And the price? “It will be a little bit over €1,200,” she said. “I might buy something else as well.”

Annette Hughes from Glenageary wasn’t planning to spend quite as much but she was equally thrilled to be outside the store. “I wasn’t able to get what I wanted online.”

Would she not be anxious in a make-up hall in the current climate? “No, I know exactly what it is so I am going to go in and out.”

Brown Thomas: In-store signage ‘In the Interest of Safety - Think before you Touch’. Photograph Nick Bradshaw
Brown Thomas: In-store signage ‘In the Interest of Safety - Think before you Touch’. Photograph Nick Bradshaw

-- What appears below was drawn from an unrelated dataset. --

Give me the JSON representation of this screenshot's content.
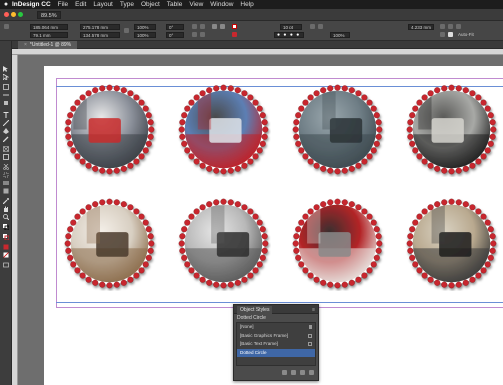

She did not seem like the anxious sort in any event and had not been remotely deterred to by the less than pleasant weather. “I would have come in even if it had been absolutely lashing,” she said with conviction. “I also took a bus and Luas to get here and I am in the 60+ age group and everything but I have my mask in my bag and I have my hand sanitiser.”

Behind her stood a mother and daughter, one of whom was turning 21 this Saturday. “I’m getting her Chanel earrings,” Deirdre Kiloch from Finglas said nodding in the direction of her smiling child Aoife. “They are not the sort of thing you would buy online because you don’t know what size they are or how they are going to look.”

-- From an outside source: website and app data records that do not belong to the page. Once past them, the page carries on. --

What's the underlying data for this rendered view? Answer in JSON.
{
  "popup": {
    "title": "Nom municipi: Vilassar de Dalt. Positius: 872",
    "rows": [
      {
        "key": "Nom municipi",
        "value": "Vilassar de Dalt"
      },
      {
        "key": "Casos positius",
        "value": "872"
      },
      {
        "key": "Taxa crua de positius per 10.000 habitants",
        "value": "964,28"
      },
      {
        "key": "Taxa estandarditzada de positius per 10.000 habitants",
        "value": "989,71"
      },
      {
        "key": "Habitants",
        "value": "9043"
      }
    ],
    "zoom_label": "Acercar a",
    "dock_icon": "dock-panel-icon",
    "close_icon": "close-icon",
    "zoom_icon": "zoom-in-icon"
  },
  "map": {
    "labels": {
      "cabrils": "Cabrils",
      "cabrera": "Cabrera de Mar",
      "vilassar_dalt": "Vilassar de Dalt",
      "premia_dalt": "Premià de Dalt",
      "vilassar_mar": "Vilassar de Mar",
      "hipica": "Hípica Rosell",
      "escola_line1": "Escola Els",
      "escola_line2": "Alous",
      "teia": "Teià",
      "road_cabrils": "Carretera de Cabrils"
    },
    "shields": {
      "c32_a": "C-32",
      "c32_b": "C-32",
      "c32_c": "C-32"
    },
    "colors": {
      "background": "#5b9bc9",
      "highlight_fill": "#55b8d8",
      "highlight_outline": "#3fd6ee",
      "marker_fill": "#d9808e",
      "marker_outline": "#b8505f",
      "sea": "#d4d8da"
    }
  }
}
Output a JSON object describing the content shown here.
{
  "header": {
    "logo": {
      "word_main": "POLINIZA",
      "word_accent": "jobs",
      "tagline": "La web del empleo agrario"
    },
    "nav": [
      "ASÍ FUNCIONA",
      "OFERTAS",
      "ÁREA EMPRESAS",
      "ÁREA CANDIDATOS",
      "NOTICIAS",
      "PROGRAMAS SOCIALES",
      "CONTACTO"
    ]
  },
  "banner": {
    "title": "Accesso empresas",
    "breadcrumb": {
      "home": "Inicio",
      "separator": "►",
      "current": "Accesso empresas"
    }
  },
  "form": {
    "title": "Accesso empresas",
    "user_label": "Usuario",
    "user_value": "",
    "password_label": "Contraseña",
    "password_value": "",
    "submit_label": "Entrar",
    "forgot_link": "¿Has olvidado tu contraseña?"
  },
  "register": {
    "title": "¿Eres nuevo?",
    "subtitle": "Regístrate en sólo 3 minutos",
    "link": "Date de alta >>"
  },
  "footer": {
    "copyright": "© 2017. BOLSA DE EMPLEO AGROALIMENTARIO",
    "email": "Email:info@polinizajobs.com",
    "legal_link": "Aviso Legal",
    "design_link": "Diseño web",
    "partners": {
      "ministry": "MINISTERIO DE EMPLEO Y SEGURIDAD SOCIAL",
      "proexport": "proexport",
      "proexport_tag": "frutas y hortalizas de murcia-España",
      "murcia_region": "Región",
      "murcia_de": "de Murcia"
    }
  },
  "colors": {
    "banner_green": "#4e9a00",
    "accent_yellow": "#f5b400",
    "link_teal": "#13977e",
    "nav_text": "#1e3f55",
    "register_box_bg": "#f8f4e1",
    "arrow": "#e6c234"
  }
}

She said she wouldn’t be buying anything else. “All my money is going on her,” she explained with a laugh before saying she was thinking of nipping across the river to Arnotts to spend a voucher she had got last Christmas.

Also in the present market was a woman from Terenure who asked to be identified only as Rita.

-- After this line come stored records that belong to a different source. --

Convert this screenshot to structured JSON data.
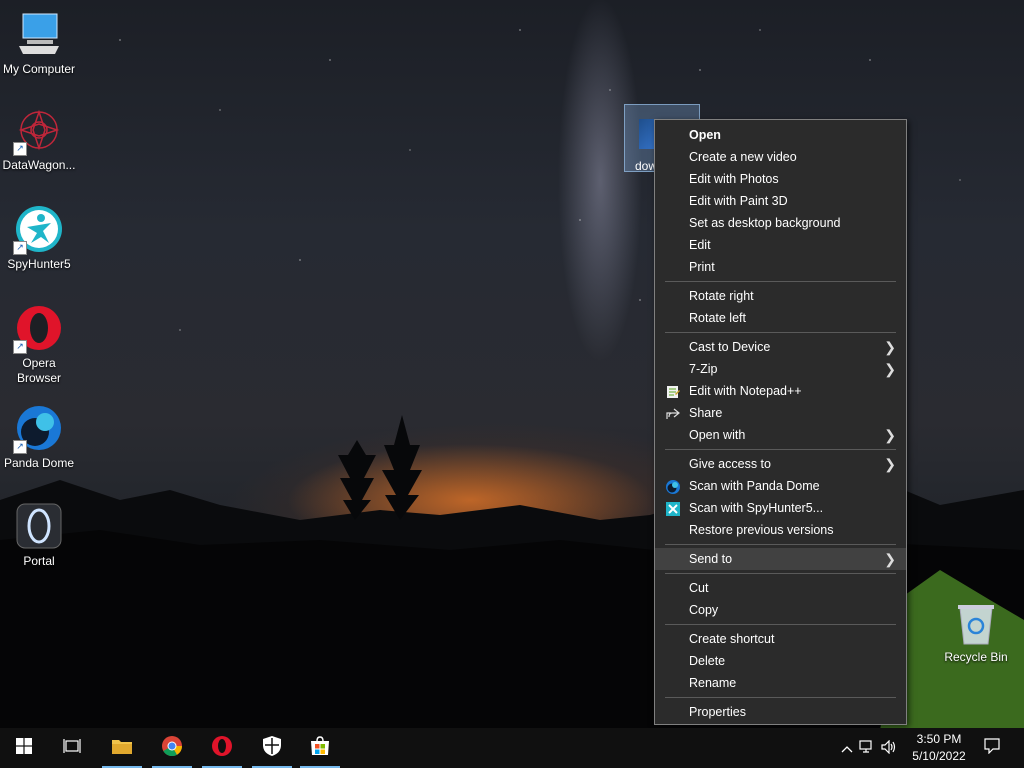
{
  "desktop": {
    "icons": [
      {
        "label": "My Computer"
      },
      {
        "label": "DataWagon..."
      },
      {
        "label": "SpyHunter5"
      },
      {
        "label": "Opera Browser"
      },
      {
        "label": "Panda Dome"
      },
      {
        "label": "Portal"
      }
    ],
    "selected_file": {
      "label": "dow"
    },
    "recycle_bin": {
      "label": "Recycle Bin"
    }
  },
  "context_menu": {
    "items": [
      {
        "label": "Open",
        "bold": true
      },
      {
        "label": "Create a new video"
      },
      {
        "label": "Edit with Photos"
      },
      {
        "label": "Edit with Paint 3D"
      },
      {
        "label": "Set as desktop background"
      },
      {
        "label": "Edit"
      },
      {
        "label": "Print"
      },
      {
        "label": "Rotate right"
      },
      {
        "label": "Rotate left"
      },
      {
        "label": "Cast to Device",
        "submenu": true
      },
      {
        "label": "7-Zip",
        "submenu": true
      },
      {
        "label": "Edit with Notepad++",
        "icon": "notepad-plus-plus-icon"
      },
      {
        "label": "Share",
        "icon": "share-icon"
      },
      {
        "label": "Open with",
        "submenu": true
      },
      {
        "label": "Give access to",
        "submenu": true
      },
      {
        "label": "Scan with Panda Dome",
        "icon": "panda-dome-icon"
      },
      {
        "label": "Scan with SpyHunter5...",
        "icon": "spyhunter-icon"
      },
      {
        "label": "Restore previous versions"
      },
      {
        "label": "Send to",
        "submenu": true,
        "highlighted": true
      },
      {
        "label": "Cut"
      },
      {
        "label": "Copy"
      },
      {
        "label": "Create shortcut"
      },
      {
        "label": "Delete"
      },
      {
        "label": "Rename"
      },
      {
        "label": "Properties"
      }
    ],
    "submenu_arrow": ">"
  },
  "taskbar": {
    "start_icon": "windows-start-icon",
    "apps": [
      "task-view-icon",
      "file-explorer-icon",
      "chrome-icon",
      "opera-icon",
      "security-shield-icon",
      "store-icon"
    ],
    "tray": {
      "time": "3:50 PM",
      "date": "5/10/2022"
    }
  },
  "colors": {
    "menu_bg": "#2b2b2b",
    "menu_highlight": "#414141",
    "taskbar_bg": "#101010",
    "active_indicator": "#76b9ed"
  }
}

Rita from Terenure was going in to Brown Thomas to buy Green Irish Tweed for her son’s birthday.

The Irish Times wondered if that was some class of jacket?

Rita looked at The Irish Times like it had two heads. “No,” she said. “It’s a cologne or a perfume. If you buy that everyone will be after you. It’s made by House of Creed. And Prince Charles wears it. It costs €280 a bottle.”

She said she had no plans to buy anything for herself. “I have enough to keep me going till I’m in the coffin.” Then she said some unprintable things about Boris Johnson and his special friend Dominic Cummings.

Brown Thomas: Donald McDonald, managing director, Brown Thomas as the doors were being unlocked by a colleague. Photograph: Nick Bradshaw
Brown Thomas: Donald McDonald, managing director, Brown Thomas as the doors were being unlocked by a colleague. Photograph: Nick Bradshaw

Inside the door, the managing director of Brown Thomas Donald McDonald was looking pretty pleased, all things considered. He was happy enough with the numbers in the store and happier still with the calmness of the opening. “When you look at the numbers here on a wet Wednesday morning, it’s very positive,” he said.

“But we are also very conscious of the safety and we can accommodate a lot of people in the store at any one time because of the size. We will limit it to about a third of the maximum.” He suggested that as people “come in and see the measures we have put in place they will be much more relaxed”.

As he spoke staff, many of whom were wearing face masks, milled around tidying displays and spritzing their hands with sanitiser that smelled like vodka. Apart from that everything seemed almost normal.